* Problem statement
From the entries provided below, copy each line that contains the word "Portal".

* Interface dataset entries

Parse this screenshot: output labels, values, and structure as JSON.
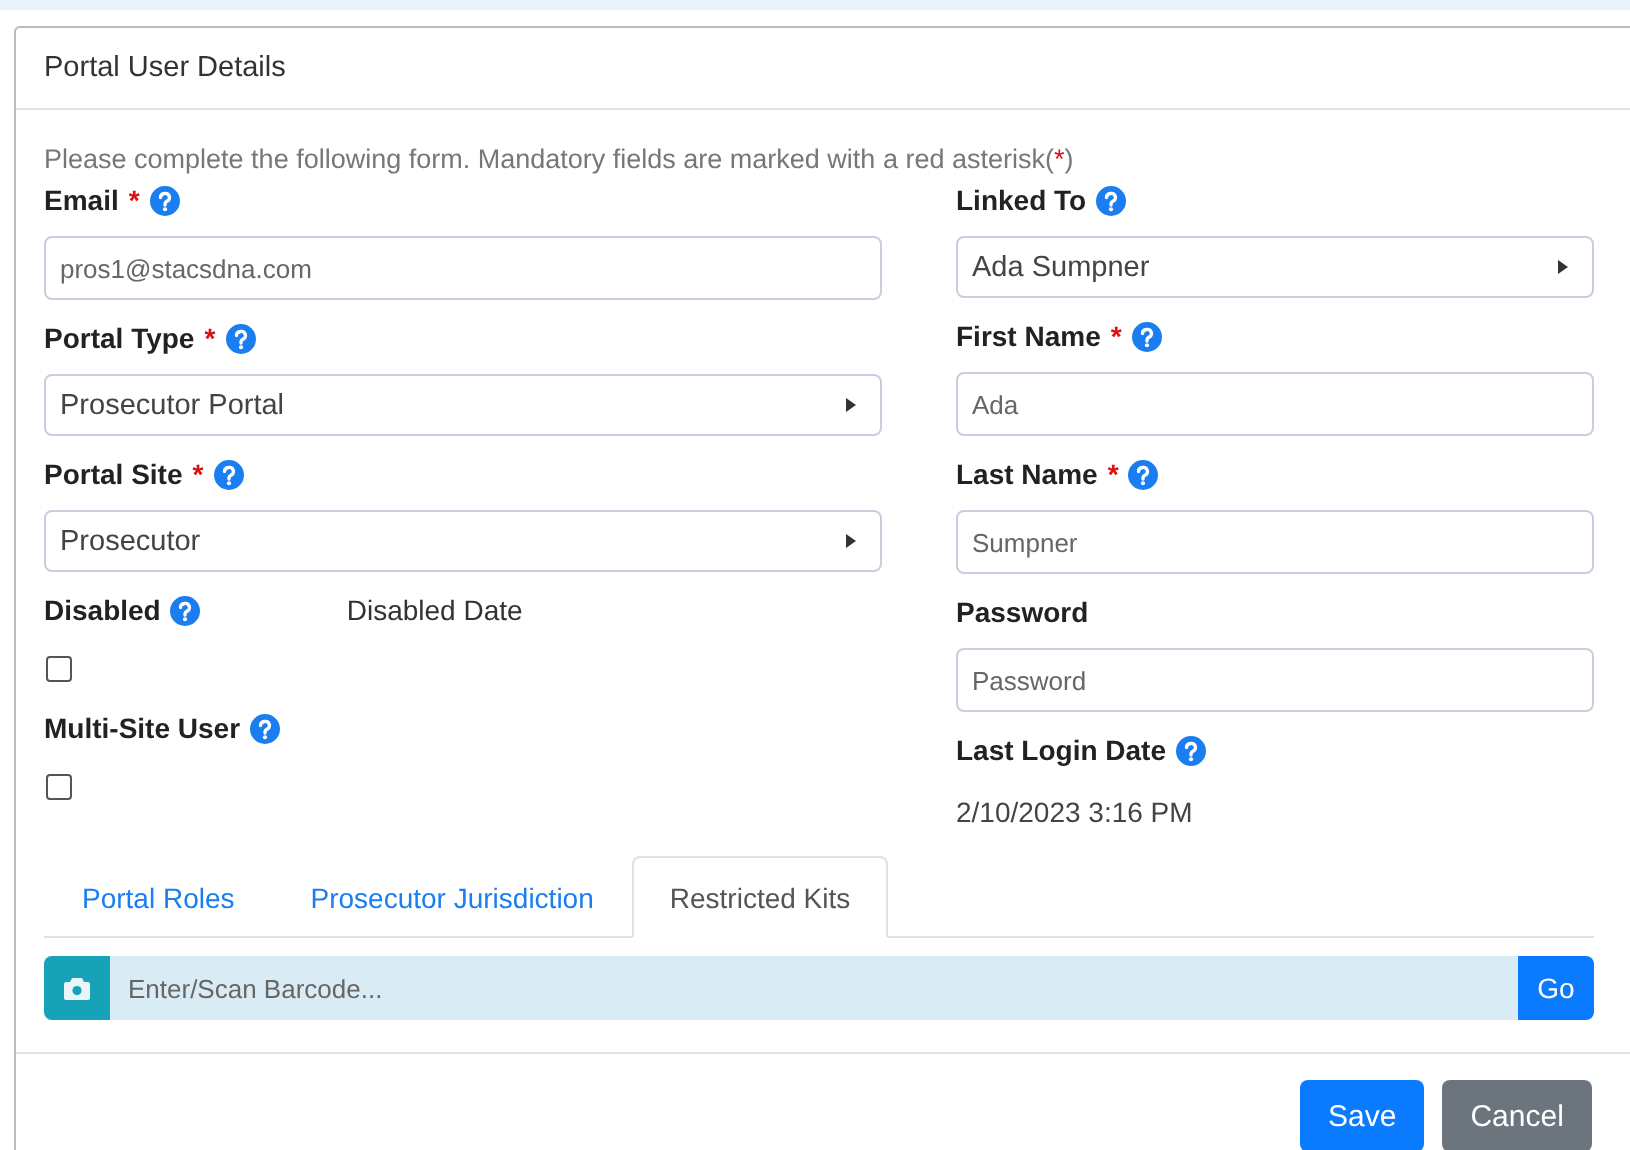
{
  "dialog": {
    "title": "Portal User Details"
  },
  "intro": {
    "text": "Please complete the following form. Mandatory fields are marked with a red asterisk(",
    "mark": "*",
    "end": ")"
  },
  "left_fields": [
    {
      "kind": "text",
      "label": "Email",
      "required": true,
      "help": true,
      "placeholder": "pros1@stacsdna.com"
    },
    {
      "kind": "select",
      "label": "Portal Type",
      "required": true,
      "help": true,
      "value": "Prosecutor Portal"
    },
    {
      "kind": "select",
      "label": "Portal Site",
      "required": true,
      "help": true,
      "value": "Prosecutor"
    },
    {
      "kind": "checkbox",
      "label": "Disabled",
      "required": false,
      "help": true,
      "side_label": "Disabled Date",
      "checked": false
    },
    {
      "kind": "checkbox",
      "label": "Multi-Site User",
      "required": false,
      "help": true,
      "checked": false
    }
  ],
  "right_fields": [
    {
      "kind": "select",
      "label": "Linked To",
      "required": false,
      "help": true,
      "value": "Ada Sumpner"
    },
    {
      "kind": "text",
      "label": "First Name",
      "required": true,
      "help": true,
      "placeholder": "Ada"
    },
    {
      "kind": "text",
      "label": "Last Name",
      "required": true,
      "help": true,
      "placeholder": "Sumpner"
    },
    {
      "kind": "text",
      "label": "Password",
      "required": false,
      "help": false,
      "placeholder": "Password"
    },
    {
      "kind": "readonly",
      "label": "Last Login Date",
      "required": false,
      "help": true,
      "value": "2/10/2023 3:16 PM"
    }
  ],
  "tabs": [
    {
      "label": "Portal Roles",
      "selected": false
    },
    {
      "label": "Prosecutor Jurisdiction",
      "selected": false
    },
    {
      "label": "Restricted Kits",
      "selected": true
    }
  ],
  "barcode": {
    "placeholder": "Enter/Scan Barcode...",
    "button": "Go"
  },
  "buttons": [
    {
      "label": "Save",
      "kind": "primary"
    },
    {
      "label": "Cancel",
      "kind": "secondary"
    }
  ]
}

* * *

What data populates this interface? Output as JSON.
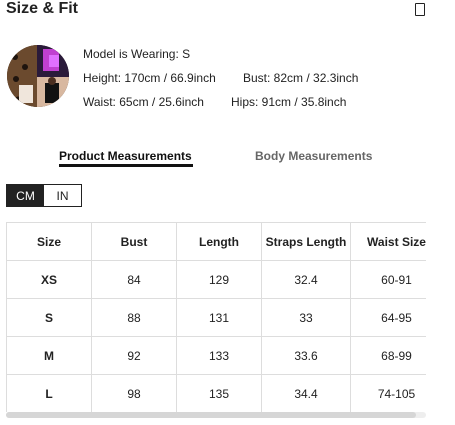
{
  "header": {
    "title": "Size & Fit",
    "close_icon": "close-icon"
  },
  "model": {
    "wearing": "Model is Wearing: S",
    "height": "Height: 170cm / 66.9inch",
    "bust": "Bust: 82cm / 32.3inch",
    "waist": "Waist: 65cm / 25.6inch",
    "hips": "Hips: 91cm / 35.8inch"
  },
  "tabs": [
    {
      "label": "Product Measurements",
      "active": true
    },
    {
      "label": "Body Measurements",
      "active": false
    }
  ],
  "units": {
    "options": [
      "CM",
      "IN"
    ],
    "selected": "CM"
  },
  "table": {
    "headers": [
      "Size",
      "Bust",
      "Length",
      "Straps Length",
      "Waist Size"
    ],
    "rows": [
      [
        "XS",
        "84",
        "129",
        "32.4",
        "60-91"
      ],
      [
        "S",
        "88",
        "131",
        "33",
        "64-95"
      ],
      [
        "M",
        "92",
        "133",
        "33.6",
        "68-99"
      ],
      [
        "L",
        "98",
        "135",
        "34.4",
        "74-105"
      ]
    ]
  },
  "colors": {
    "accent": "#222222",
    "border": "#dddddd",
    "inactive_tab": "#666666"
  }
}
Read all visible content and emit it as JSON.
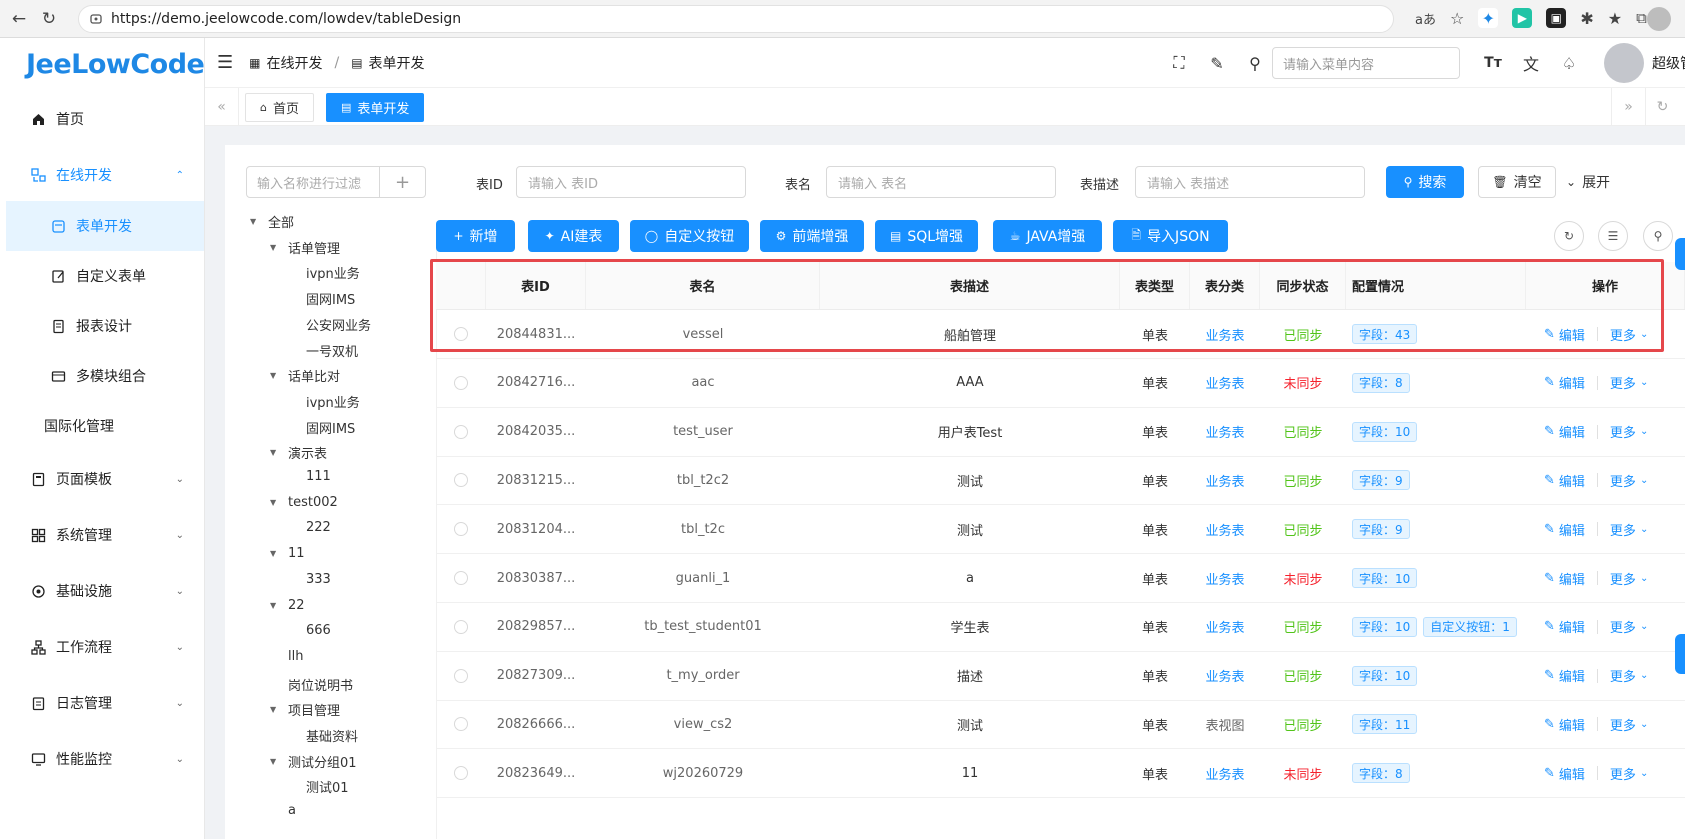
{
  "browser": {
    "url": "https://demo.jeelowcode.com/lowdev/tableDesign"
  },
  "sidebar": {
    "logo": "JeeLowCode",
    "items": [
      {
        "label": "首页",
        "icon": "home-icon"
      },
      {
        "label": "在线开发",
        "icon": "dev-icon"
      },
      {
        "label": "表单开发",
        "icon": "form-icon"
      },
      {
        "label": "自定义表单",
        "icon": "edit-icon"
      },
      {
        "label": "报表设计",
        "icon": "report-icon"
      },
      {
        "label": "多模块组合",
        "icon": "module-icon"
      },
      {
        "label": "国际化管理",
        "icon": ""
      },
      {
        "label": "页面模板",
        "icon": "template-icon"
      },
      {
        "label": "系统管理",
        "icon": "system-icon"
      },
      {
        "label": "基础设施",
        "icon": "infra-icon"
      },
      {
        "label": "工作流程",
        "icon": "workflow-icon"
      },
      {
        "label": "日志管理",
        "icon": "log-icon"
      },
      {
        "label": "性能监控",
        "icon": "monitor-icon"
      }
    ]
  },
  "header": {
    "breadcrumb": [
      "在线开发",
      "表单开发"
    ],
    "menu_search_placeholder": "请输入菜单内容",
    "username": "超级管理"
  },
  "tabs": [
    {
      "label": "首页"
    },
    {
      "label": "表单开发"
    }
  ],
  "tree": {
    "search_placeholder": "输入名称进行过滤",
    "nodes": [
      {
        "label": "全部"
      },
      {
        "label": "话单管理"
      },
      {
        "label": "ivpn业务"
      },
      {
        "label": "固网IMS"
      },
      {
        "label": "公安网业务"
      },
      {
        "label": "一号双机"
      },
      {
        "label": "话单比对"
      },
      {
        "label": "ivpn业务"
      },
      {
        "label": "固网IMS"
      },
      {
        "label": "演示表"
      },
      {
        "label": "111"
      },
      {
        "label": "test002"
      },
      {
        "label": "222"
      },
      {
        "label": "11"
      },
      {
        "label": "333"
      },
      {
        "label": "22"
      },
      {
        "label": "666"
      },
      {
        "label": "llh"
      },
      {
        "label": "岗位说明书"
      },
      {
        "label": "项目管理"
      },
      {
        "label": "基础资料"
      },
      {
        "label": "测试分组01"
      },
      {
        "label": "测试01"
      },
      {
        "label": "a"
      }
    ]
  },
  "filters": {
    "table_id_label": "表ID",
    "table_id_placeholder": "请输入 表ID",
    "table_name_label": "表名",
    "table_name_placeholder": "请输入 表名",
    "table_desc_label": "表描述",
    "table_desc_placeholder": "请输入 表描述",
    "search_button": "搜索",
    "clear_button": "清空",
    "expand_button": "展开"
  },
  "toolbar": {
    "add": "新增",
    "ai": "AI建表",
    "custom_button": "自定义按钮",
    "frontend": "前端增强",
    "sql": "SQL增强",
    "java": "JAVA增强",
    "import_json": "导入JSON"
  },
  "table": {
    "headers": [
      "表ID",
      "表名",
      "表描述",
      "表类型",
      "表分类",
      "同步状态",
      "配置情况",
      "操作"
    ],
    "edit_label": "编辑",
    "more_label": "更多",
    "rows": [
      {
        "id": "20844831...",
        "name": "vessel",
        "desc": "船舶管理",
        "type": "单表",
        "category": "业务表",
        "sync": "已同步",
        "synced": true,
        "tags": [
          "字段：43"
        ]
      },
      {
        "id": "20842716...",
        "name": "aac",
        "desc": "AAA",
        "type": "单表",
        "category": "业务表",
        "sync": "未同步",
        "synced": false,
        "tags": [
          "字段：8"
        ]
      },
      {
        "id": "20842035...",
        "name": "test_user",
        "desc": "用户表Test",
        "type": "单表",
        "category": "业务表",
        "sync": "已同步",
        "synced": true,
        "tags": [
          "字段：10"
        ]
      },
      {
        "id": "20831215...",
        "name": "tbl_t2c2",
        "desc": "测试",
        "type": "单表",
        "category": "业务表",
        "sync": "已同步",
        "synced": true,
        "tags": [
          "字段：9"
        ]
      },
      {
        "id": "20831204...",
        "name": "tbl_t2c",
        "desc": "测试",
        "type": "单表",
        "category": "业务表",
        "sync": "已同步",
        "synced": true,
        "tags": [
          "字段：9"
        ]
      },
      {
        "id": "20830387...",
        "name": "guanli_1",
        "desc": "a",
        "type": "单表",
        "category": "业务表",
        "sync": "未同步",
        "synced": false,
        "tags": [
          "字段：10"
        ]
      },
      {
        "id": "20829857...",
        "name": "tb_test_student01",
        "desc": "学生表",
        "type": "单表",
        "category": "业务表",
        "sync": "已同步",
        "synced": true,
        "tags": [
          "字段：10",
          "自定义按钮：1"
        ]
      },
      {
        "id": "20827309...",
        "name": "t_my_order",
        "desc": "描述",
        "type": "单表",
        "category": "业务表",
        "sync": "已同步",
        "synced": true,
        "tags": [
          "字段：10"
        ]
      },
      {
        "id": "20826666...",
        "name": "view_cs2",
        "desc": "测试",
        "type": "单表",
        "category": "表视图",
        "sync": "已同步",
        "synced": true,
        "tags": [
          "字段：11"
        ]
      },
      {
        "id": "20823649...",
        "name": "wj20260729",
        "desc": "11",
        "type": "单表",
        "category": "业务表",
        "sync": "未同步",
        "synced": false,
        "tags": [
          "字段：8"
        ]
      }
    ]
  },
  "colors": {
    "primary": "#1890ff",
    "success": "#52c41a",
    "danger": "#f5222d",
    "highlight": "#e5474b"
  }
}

* Answer section
    "title": "Portal User Details"
      "label": "Portal Type",
      "value": "Prosecutor Portal"
      "label": "Portal Site",
      "label": "Portal Roles",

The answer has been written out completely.